• What to do
Check every line in the listing below for "JSON". Copy the ones where it occurs.

• Exercise inputs
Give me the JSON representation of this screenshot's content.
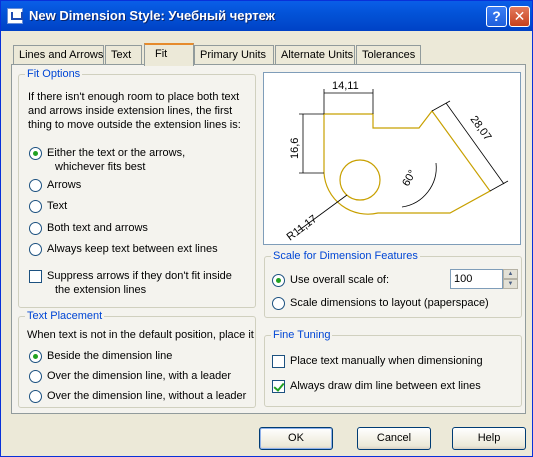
{
  "window": {
    "title": "New Dimension Style: Учебный чертеж",
    "help_glyph": "?",
    "close_glyph": "✕"
  },
  "tabs": [
    {
      "label": "Lines and Arrows",
      "active": false
    },
    {
      "label": "Text",
      "active": false
    },
    {
      "label": "Fit",
      "active": true
    },
    {
      "label": "Primary Units",
      "active": false
    },
    {
      "label": "Alternate Units",
      "active": false
    },
    {
      "label": "Tolerances",
      "active": false
    }
  ],
  "fit_options": {
    "legend": "Fit Options",
    "description_lines": [
      "If there isn't enough room to place both text",
      "and arrows inside extension lines, the first",
      "thing to move outside the extension lines is:"
    ],
    "options": [
      {
        "line1": "Either the text or the arrows,",
        "line2": "whichever fits best",
        "selected": true
      },
      {
        "line1": "Arrows",
        "selected": false
      },
      {
        "line1": "Text",
        "selected": false
      },
      {
        "line1": "Both text and arrows",
        "selected": false
      },
      {
        "line1": "Always keep text between ext lines",
        "selected": false
      }
    ],
    "suppress": {
      "line1": "Suppress arrows if they don't fit inside",
      "line2": "the extension lines",
      "checked": false
    }
  },
  "text_placement": {
    "legend": "Text Placement",
    "description": "When text is not in the default position, place it",
    "options": [
      {
        "label": "Beside the dimension line",
        "selected": true
      },
      {
        "label": "Over the dimension line, with a leader",
        "selected": false
      },
      {
        "label": "Over the dimension line, without a leader",
        "selected": false
      }
    ]
  },
  "preview": {
    "dim_top": "14,11",
    "dim_left": "16,6",
    "dim_right": "28,07",
    "dim_angle": "60°",
    "dim_radius": "R11,17",
    "colors": {
      "geometry": "#c8a000",
      "dims": "#000000"
    }
  },
  "scale": {
    "legend": "Scale for Dimension Features",
    "overall_label": "Use overall scale of:",
    "overall_selected": true,
    "overall_value": "100",
    "layout_label": "Scale dimensions to layout (paperspace)",
    "layout_selected": false
  },
  "fine_tuning": {
    "legend": "Fine Tuning",
    "manual": {
      "label": "Place text manually when dimensioning",
      "checked": false
    },
    "always_draw": {
      "label": "Always draw dim line between ext lines",
      "checked": true
    }
  },
  "buttons": {
    "ok": "OK",
    "cancel": "Cancel",
    "help": "Help"
  }
}
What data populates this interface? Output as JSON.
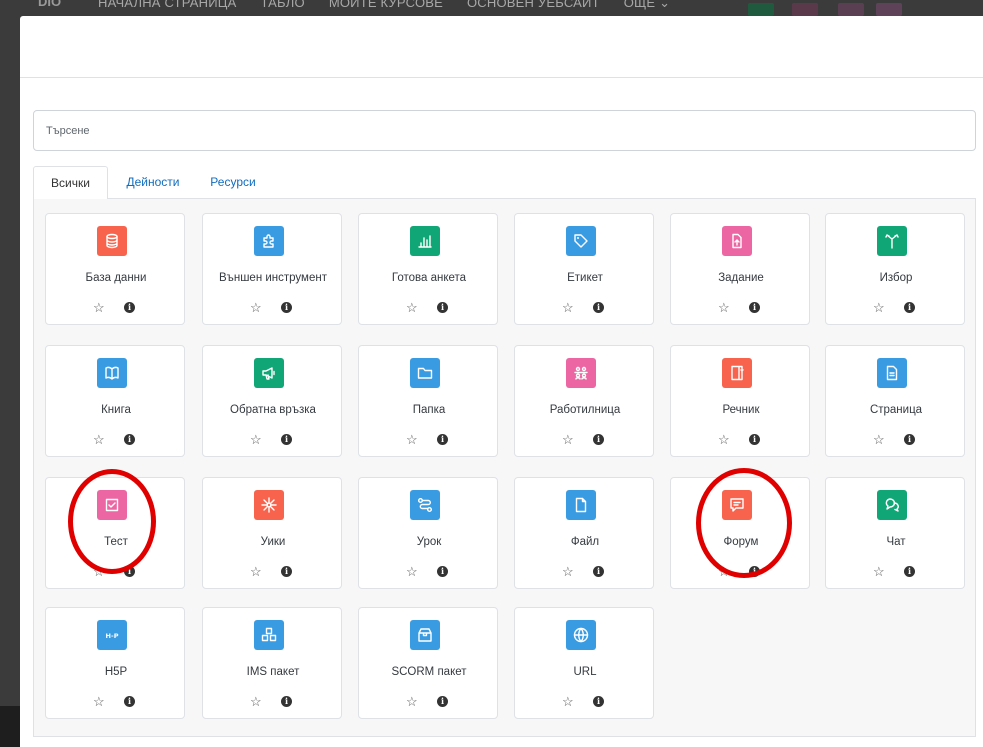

• Exercise answer
Give me the JSON representation of this screenshot's content.
What data populates this interface? Output as JSON.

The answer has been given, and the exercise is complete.